[Entries from a dataset of interfaces]
[Start of Attachment]

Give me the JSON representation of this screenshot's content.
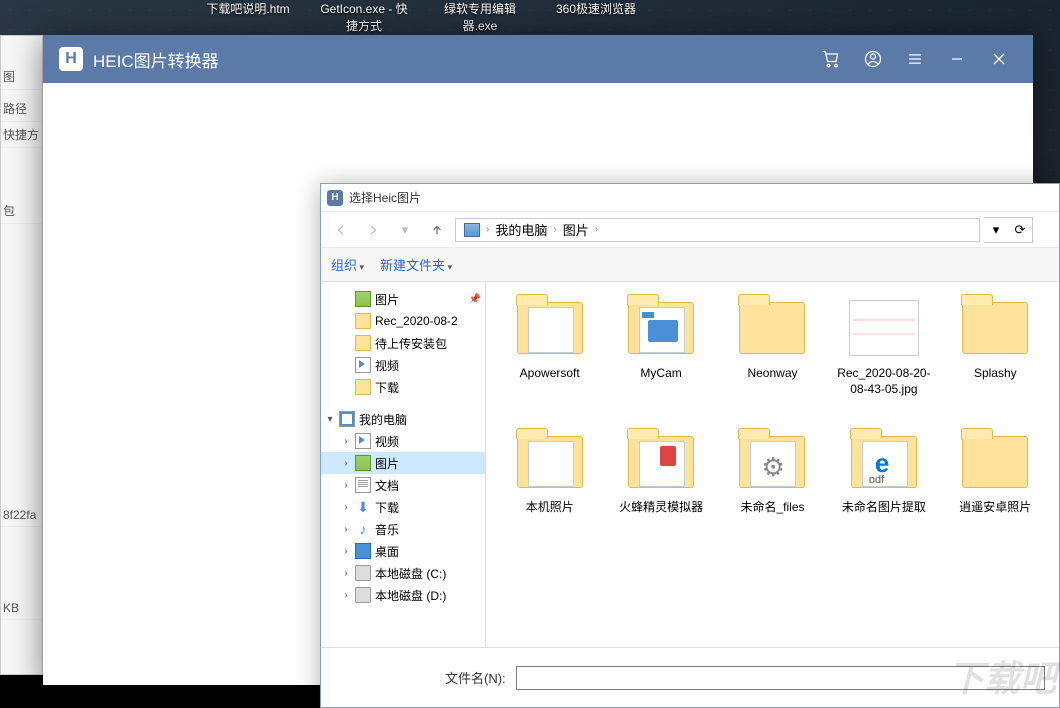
{
  "desktop_icons": [
    "下载吧说明.htm",
    "GetIcon.exe - 快捷方式",
    "绿软专用编辑器.exe",
    "360极速浏览器"
  ],
  "bg_app": {
    "labels": [
      "图",
      "路径",
      "快捷方",
      "包",
      "8f22fa",
      "KB"
    ]
  },
  "main": {
    "title": "HEIC图片转换器",
    "logo_letter": "H"
  },
  "picker": {
    "logo_letter": "H",
    "title": "选择Heic图片",
    "breadcrumb": [
      "我的电脑",
      "图片"
    ],
    "toolbar": {
      "organize": "组织",
      "new_folder": "新建文件夹"
    },
    "tree": {
      "quick": [
        {
          "label": "图片",
          "icon": "pic",
          "pinned": true
        },
        {
          "label": "Rec_2020-08-2",
          "icon": "fld"
        },
        {
          "label": "待上传安装包",
          "icon": "fld"
        },
        {
          "label": "视频",
          "icon": "vid"
        },
        {
          "label": "下载",
          "icon": "fld"
        }
      ],
      "pc_label": "我的电脑",
      "pc_children": [
        {
          "label": "视频",
          "icon": "vid"
        },
        {
          "label": "图片",
          "icon": "pic",
          "selected": true
        },
        {
          "label": "文档",
          "icon": "doc"
        },
        {
          "label": "下载",
          "icon": "dl"
        },
        {
          "label": "音乐",
          "icon": "mus"
        },
        {
          "label": "桌面",
          "icon": "dsk"
        },
        {
          "label": "本地磁盘 (C:)",
          "icon": "drv"
        },
        {
          "label": "本地磁盘 (D:)",
          "icon": "drv"
        }
      ]
    },
    "items": [
      {
        "label": "Apowersoft",
        "type": "folder-paper"
      },
      {
        "label": "MyCam",
        "type": "folder-cam"
      },
      {
        "label": "Neonway",
        "type": "folder"
      },
      {
        "label": "Rec_2020-08-20-08-43-05.jpg",
        "type": "jpg"
      },
      {
        "label": "Splashy",
        "type": "folder"
      },
      {
        "label": "本机照片",
        "type": "folder-paper"
      },
      {
        "label": "火蜂精灵模拟器",
        "type": "folder-mix"
      },
      {
        "label": "未命名_files",
        "type": "folder-gear"
      },
      {
        "label": "未命名图片提取",
        "type": "folder-edge"
      },
      {
        "label": "逍遥安卓照片",
        "type": "folder"
      }
    ],
    "footer": {
      "filename_label": "文件名(N):",
      "filename_value": ""
    }
  },
  "watermark": "下载吧"
}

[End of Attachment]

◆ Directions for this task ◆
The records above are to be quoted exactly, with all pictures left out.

◆ Output below ◆
Give me the JSON representation of this screenshot's content.
{
  "desktop_icons": [
    "下载吧说明.htm",
    "GetIcon.exe - 快捷方式",
    "绿软专用编辑器.exe",
    "360极速浏览器"
  ],
  "bg_app": {
    "labels": [
      "图",
      "路径",
      "快捷方",
      "包",
      "8f22fa",
      "KB"
    ]
  },
  "main": {
    "title": "HEIC图片转换器",
    "logo_letter": "H"
  },
  "picker": {
    "logo_letter": "H",
    "title": "选择Heic图片",
    "breadcrumb": [
      "我的电脑",
      "图片"
    ],
    "toolbar": {
      "organize": "组织",
      "new_folder": "新建文件夹"
    },
    "tree": {
      "quick": [
        {
          "label": "图片",
          "icon": "pic",
          "pinned": true
        },
        {
          "label": "Rec_2020-08-2",
          "icon": "fld"
        },
        {
          "label": "待上传安装包",
          "icon": "fld"
        },
        {
          "label": "视频",
          "icon": "vid"
        },
        {
          "label": "下载",
          "icon": "fld"
        }
      ],
      "pc_label": "我的电脑",
      "pc_children": [
        {
          "label": "视频",
          "icon": "vid"
        },
        {
          "label": "图片",
          "icon": "pic",
          "selected": true
        },
        {
          "label": "文档",
          "icon": "doc"
        },
        {
          "label": "下载",
          "icon": "dl"
        },
        {
          "label": "音乐",
          "icon": "mus"
        },
        {
          "label": "桌面",
          "icon": "dsk"
        },
        {
          "label": "本地磁盘 (C:)",
          "icon": "drv"
        },
        {
          "label": "本地磁盘 (D:)",
          "icon": "drv"
        }
      ]
    },
    "items": [
      {
        "label": "Apowersoft",
        "type": "folder-paper"
      },
      {
        "label": "MyCam",
        "type": "folder-cam"
      },
      {
        "label": "Neonway",
        "type": "folder"
      },
      {
        "label": "Rec_2020-08-20-08-43-05.jpg",
        "type": "jpg"
      },
      {
        "label": "Splashy",
        "type": "folder"
      },
      {
        "label": "本机照片",
        "type": "folder-paper"
      },
      {
        "label": "火蜂精灵模拟器",
        "type": "folder-mix"
      },
      {
        "label": "未命名_files",
        "type": "folder-gear"
      },
      {
        "label": "未命名图片提取",
        "type": "folder-edge"
      },
      {
        "label": "逍遥安卓照片",
        "type": "folder"
      }
    ],
    "footer": {
      "filename_label": "文件名(N):",
      "filename_value": ""
    }
  },
  "watermark": "下载吧"
}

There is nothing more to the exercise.